“100 per cent of our electricity is produced from sustainable sources – 60 per cent from hydro and 40 per cent from geothermal”
The culture scene in Iceland is small but very vibrant. Our artists are very open to external influences but also keen to make their own mark. Our Arts Academy is ambitious and our students are encouraged to study abroad. Many of them choose to come to Berlin for further studies. Reykjavik is a hotbed of young musical talent. We also have a new beautiful concert hall and opera house HARPA, which has had a very positive influence on the music scene.
Here at the embassy we try to support Icelandic cultural events every month. I came to Berlin in August 2016 and was already involved in numerous cultural programs and events. I had the privilege of seeing Junius Meyvant and the Rockband KALEO in concerts here in Berlin. The world-class pianist Víkingur Heiðar Ólafsson played at the Elbphilharmonie, where the NDR presented the "Into Iceland music festival” in Hamburg early February, where many wonderful artists performed. And right now we are organizing an event with Egill Sæbjörnsson, a Berlin based Icelandic visual artist who will represent Iceland at the Venice Biannual this year. Shortly after that I will attend the Icelandic film "Into the Volcano" on the Men’s National Football Team which will be an opening film at the 11 mm Film Festival on 30 March.

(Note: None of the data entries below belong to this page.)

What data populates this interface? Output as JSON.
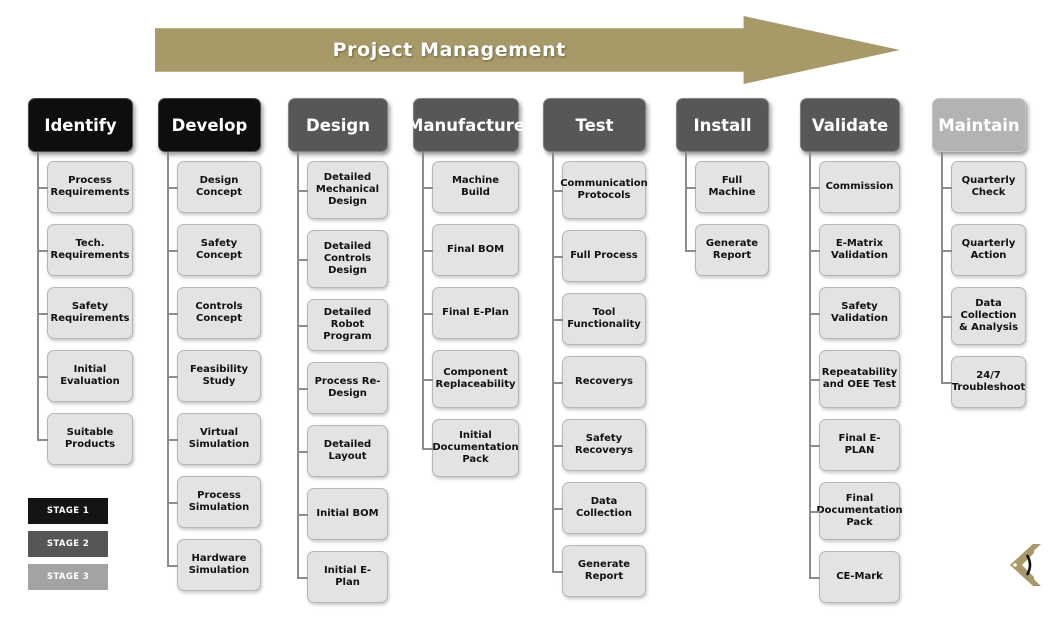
{
  "banner": {
    "title": "Project Management",
    "color": "#a89968"
  },
  "stage_colors": {
    "stage1": "#0e0e0e",
    "stage2": "#575757",
    "stage3": "#b3b3b3",
    "node": "#e3e3e3"
  },
  "columns": [
    {
      "header": "Identify",
      "stage": "stage1",
      "items": [
        "Process Requirements",
        "Tech. Requirements",
        "Safety Requirements",
        "Initial Evaluation",
        "Suitable Products"
      ]
    },
    {
      "header": "Develop",
      "stage": "stage1",
      "items": [
        "Design Concept",
        "Safety Concept",
        "Controls Concept",
        "Feasibility Study",
        "Virtual Simulation",
        "Process Simulation",
        "Hardware Simulation"
      ]
    },
    {
      "header": "Design",
      "stage": "stage2",
      "items": [
        "Detailed Mechanical Design",
        "Detailed Controls Design",
        "Detailed Robot Program",
        "Process Re-Design",
        "Detailed Layout",
        "Initial BOM",
        "Initial E-Plan"
      ]
    },
    {
      "header": "Manufacture",
      "stage": "stage2",
      "items": [
        "Machine Build",
        "Final BOM",
        "Final E-Plan",
        "Component Replaceability",
        "Initial Documentation Pack"
      ]
    },
    {
      "header": "Test",
      "stage": "stage2",
      "items": [
        "Communication Protocols",
        "Full Process",
        "Tool Functionality",
        "Recoverys",
        "Safety Recoverys",
        "Data Collection",
        "Generate Report"
      ]
    },
    {
      "header": "Install",
      "stage": "stage2",
      "items": [
        "Full Machine",
        "Generate Report"
      ]
    },
    {
      "header": "Validate",
      "stage": "stage2",
      "items": [
        "Commission",
        "E-Matrix Validation",
        "Safety Validation",
        "Repeatability and OEE Test",
        "Final E-PLAN",
        "Final Documentation Pack",
        "CE-Mark"
      ]
    },
    {
      "header": "Maintain",
      "stage": "stage3",
      "items": [
        "Quarterly Check",
        "Quarterly Action",
        "Data Collection & Analysis",
        "24/7 Troubleshoot"
      ]
    }
  ],
  "legend": [
    {
      "label": "STAGE 1",
      "stage": "stage1"
    },
    {
      "label": "STAGE 2",
      "stage": "stage2"
    },
    {
      "label": "STAGE 3",
      "stage": "stage3"
    }
  ],
  "logo": {
    "name": "chevron-logo",
    "color": "#a89968"
  }
}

The world-famous artist Olafur Eliasson has his studio in Berlin as well as the film music composer Johann Johannson, who was nominated for an Oscar last year. You wouldn’t believe the amount of high level cultural event happening around and in cooperation with the Embassy. Finally, I should not to forget there are around 60.000 Icelandic horses in Germany and I consider each one of them to be a fantastic "ambassador" for Iceland. Soon we will start preparing for the next World championship of Icelandic horses in 2019 in Berlin.
“Iceland is continually ranked as one of the most highly developed societies in the world.”

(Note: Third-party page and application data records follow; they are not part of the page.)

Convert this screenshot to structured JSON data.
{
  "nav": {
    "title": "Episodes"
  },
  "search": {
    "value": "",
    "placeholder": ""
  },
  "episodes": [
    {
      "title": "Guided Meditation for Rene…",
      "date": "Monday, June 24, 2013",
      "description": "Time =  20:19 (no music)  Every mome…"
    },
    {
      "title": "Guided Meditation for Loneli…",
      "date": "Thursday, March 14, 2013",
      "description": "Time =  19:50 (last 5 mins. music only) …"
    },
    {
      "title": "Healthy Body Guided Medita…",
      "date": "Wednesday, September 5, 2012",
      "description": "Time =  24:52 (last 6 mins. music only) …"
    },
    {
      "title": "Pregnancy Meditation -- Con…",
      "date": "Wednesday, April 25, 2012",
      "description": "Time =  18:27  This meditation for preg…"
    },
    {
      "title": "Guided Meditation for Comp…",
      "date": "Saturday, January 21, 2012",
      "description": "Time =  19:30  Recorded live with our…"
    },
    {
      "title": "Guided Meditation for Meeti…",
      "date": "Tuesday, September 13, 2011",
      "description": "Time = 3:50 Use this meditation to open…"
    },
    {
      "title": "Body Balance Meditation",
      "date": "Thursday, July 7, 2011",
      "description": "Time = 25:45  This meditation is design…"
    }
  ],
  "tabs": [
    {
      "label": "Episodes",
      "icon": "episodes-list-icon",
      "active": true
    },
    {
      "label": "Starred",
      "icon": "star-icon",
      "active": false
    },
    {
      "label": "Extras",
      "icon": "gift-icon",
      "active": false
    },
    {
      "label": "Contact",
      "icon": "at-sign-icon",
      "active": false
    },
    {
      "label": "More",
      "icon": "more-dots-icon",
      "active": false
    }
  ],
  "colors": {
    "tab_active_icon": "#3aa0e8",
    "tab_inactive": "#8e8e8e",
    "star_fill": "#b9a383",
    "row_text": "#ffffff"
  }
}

As Iceland's meanwhile largest industry tourism has become an increasingly important sector. Glaciers, volcanoes, geysers or whale watching make the heart of every nature lover beat faster. What tourist highlights would you personally recommend?
Every part of the country has its charm and the diversity of our nature varies a lot. In the middle of the country you can feel the quietness of untouched nature like vast lava fields, the mighty glaciers or powerful rivers. After an exhausting day you can take a dip in a natural geothermal pool. If I were to mention a couple of must-sees, I would single out the Westfjords – Iceland’s north-west corner, which is a world of its own and one of Iceland’s best kept secrets. Isolation has preserved the region in unspoiled wilderness. Largely uninhabited it offers a nature reserve where you can see many rare bird species, the Arctic fox and a unique fauna apart from a rich cultural heritage and the regional cuisine.
The Westman Islands lie off the south coast of Iceland accessible by ferry or plane. The only inhabited island, Heimaey is a major fishing centre. It is a volcanic island and the last eruption took place in 1973 where all its population of 5300 had been evacuated overnight to the mainland. It is surrounded by mountains, puffins and other seabirds, and it has one of the most extraordinary 18 hole golf courses in the world and a state of the art Volcano Museum, Eldheimar.
But let me wrap up my answers by picking up where we started. There is one thing that is very special about Iceland and has not changed in the past 30 years. We still believe in fairies, trolls and invisible elves. We still believe in Nature.
Pictures: 1, 2, 3, 4, 5, 6, 7, 8, 9 = Mohamed El-Sauaf